, 1972 etchings. Throughout the series of five prints, Lim uses line and repetition on the etching plate to create ‘ladder’ shapes, using negative space on the paper. Etching is a printmaking technique that uses chemical action to create incised lines in a metal printing plate, which hold ink to form an image. The physicality of the etching plate itself refers back to sculpture; the process of print-making allows Lim’s vision to transcend mass and push beyond material permanence.
Ladder Series I
Date of work
Original: Etching on paper 39.5 x 39.6 cm Tate. Presented by Waddington Galleries through the Institute of Contemporary Prints 1975 © DACS

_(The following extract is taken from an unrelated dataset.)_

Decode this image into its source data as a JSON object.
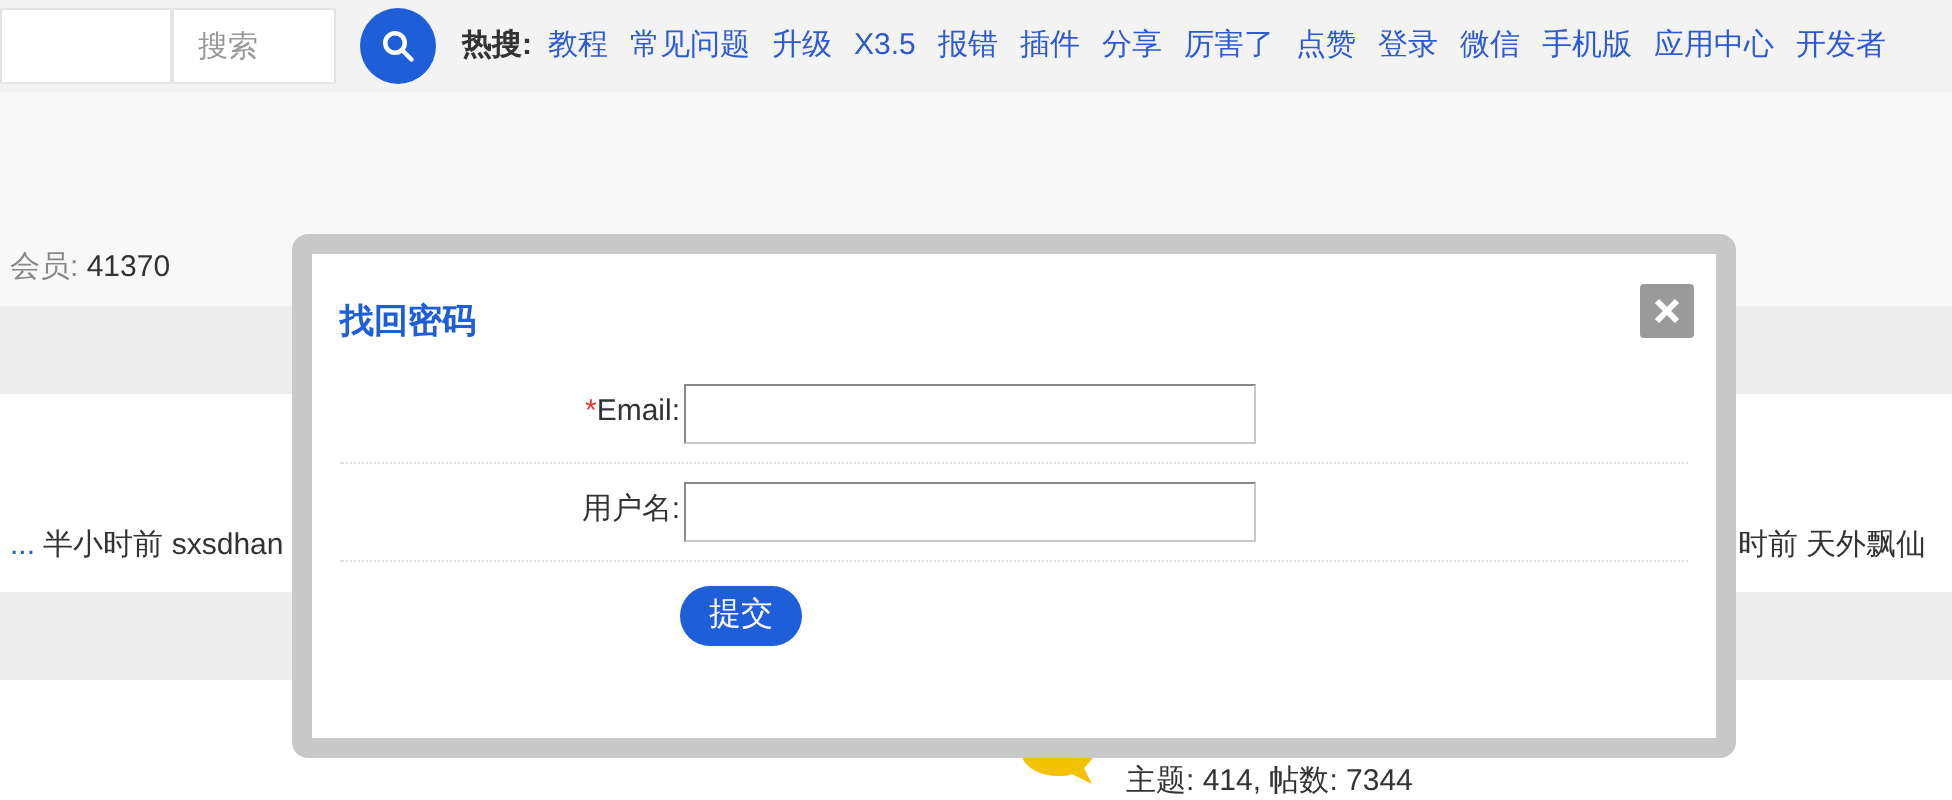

Kim Lim (1936–1997) was a Singaporean-British sculptor and printmaker. She is best known for her abstract wooden and stone-carved sculptures exploring the relationship between art and nature, and for her printed works on paper. At age seventeen, she travelled to London to pursue an education in fine art. In 1954, she enrolled at St Martin’s School of Fine Art , and two years later she transferred to the Slade where she studied sculpture and print-making. Lim exhibited throughout her career, including being the only female artist exhibited at the Hayward Annual in 1977 and part of the all-female committee at the Second Hayward Annual II in 1978. Her work is part of public collections around the world, including Tate.